A bunch of things that I dislike about current parsers seem to be a direct consequence of the archaic VM technology used to run them. Like the whole thing about words or names being these immutable tokens that have no internal structure and maybe only even represent the first X characters of a word. I feel like we see a fair amount of problems like this Dialog thread. If you look for questions about trying to make dynamically-named objects in Inform I think you’ll find more similar problems.

You could do other interesting things if you removed that limitation, like letting users rename things. It’s very easy for authors to make things that are extremely hard to type. What if every game let the player work around that?

Other Inform limitations that seem crazy to me (even though as a programmer I can certainly understand how they might have come to be): I believe you can’t have an object that is both a container and a supporter. And you can’t do multiple identical items at all? And support for doing things with multiple items seems patchy and ad hoc? You can generally take all, but doing other things with multiple objects seems to work or not work based on whether the author decided to support it, rather than being built into the engine.

If you have the time to spare, I’d recommend trying out the Discworld MUD for an hour or two.
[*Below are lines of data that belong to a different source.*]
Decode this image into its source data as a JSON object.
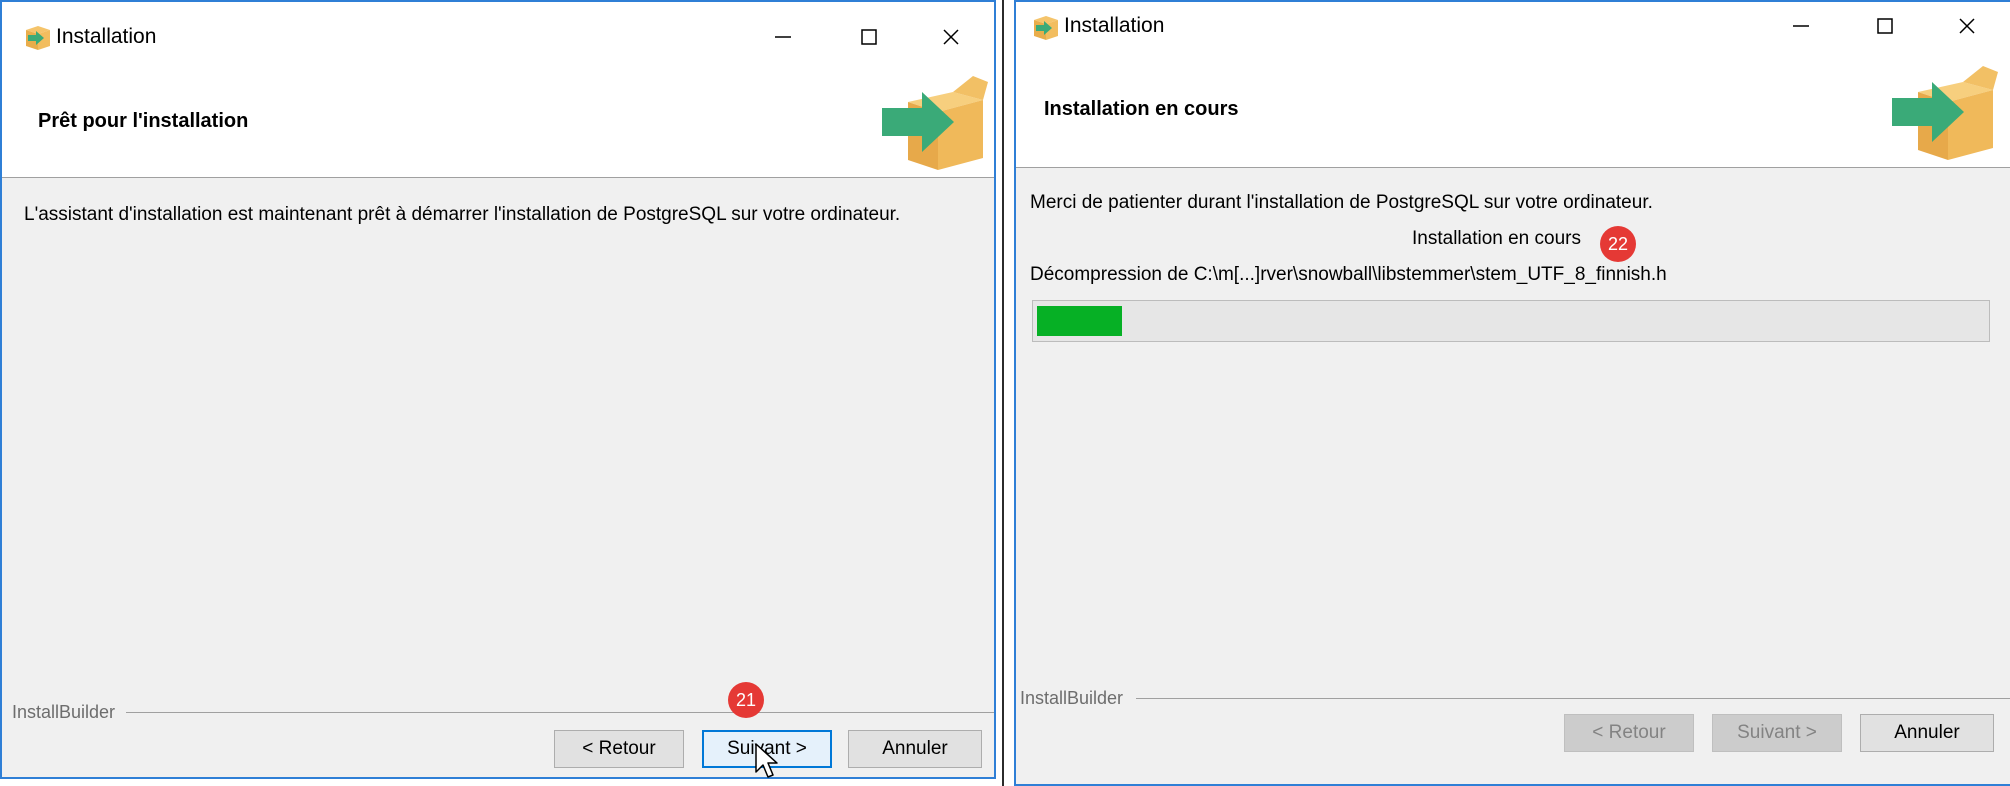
{
  "windows": [
    {
      "title": "Installation",
      "header_title": "Prêt pour l'installation",
      "intro_text": "L'assistant d'installation est maintenant prêt à démarrer l'installation de PostgreSQL sur votre ordinateur.",
      "footer_brand": "InstallBuilder",
      "buttons": {
        "back": "< Retour",
        "next": "Suivant >",
        "cancel": "Annuler"
      },
      "step_badge": "21"
    },
    {
      "title": "Installation",
      "header_title": "Installation en cours",
      "intro_text": "Merci de patienter durant l'installation de PostgreSQL sur votre ordinateur.",
      "status_text": "Installation en cours",
      "file_text": "Décompression de C:\\m[...]rver\\snowball\\libstemmer\\stem_UTF_8_finnish.h",
      "progress": 0.09,
      "footer_brand": "InstallBuilder",
      "buttons": {
        "back": "< Retour",
        "next": "Suivant >",
        "cancel": "Annuler"
      },
      "step_badge": "22"
    }
  ],
  "colors": {
    "window_border": "#2f7fd6",
    "progress_fill": "#06b025",
    "badge": "#e53935",
    "focus_border": "#0078d7"
  },
  "icons": [
    "installer-app-icon",
    "minimize-icon",
    "maximize-icon",
    "close-icon",
    "box-arrow-icon",
    "mouse-cursor-icon"
  ]
}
It was started around the same time as Inform (I think it opened to the public in 1992?), but comes from a different background: constantly being worked on by a substantial group of people while other people are playing it. And they have a very serious system for getting new authors up to speed, and rules for how to make good content, and such. It’s far more dense than any other MUD I’ve ever seen. To me it makes most of them look like sparse half-finished prototypes. It’s more CRPG than IF, but also has lots of one-off set-piece puzzles (though many of them do use the stat system as well as just being puzzles) and hand-written interactions.

It has an alias system which allows you to not only rename objects but is essentially a tiny scripting language. It handles disambiguation and duplicate objects extremely well (there are maybe twelve different currencies in the game, and you can say things like “get Ankh coins from satchel” or “give three rhinu to Fred” or “sell 7 torches”). It does containers and liquids fairly well. And there are a whole bunch of different in-world languages which your character has to learn by practicing, which is super grindy but also hilarious.

I dunno. I think the differences are interesting and instructive. And the game is fun too, if you’re into that sort of thing. It gets grindy pretty quickly, but there’s probably a good 10 hours worth of walking around looking at and talking to and just messing with the world, even if you mostly ignore the RPG bits.

Inform has always supported multiple identical items and commands like TAKE FIVE GOLD COINS. (For small multiples – you don’t want to model 69105 leaves this way.)

You are correct about the other limitations. I could fuss about details but it’s a serious tangent. :)

Those are both very tricky roads from the view of playability, of course. No input is verbatim once real players show up.

My experience with keyword matching is that it’s only sufficient for recognizing simple noun phrases. (If you had a game where you entered “LAMP”, “ELVISH SWORD”, … then keyword matching would work well.)

Once you get into nouns and verbs, like the classic PLANT POT PLANT IN POT, you need to deal with structure or you’re going to be forever confusing nouns for verbs for adjectives. Or imagine dealing with TAKE GOLD COIN AND SILVER KEY, for example, in a room where there’s also a silver coin and a gold key.

I suggested the syntax parsing would be good for throwing out extraneous phrases: I REALLY WANT TO READ THE BOOK. IT IS TIME TO KILL THE TROLL. The Google service I mentioned can handle this. But if you try to deal with it at a keyword level, you’re going to match the player (“I”) or the last-mentioned object (“IT”) or whatever object might match “TIME”.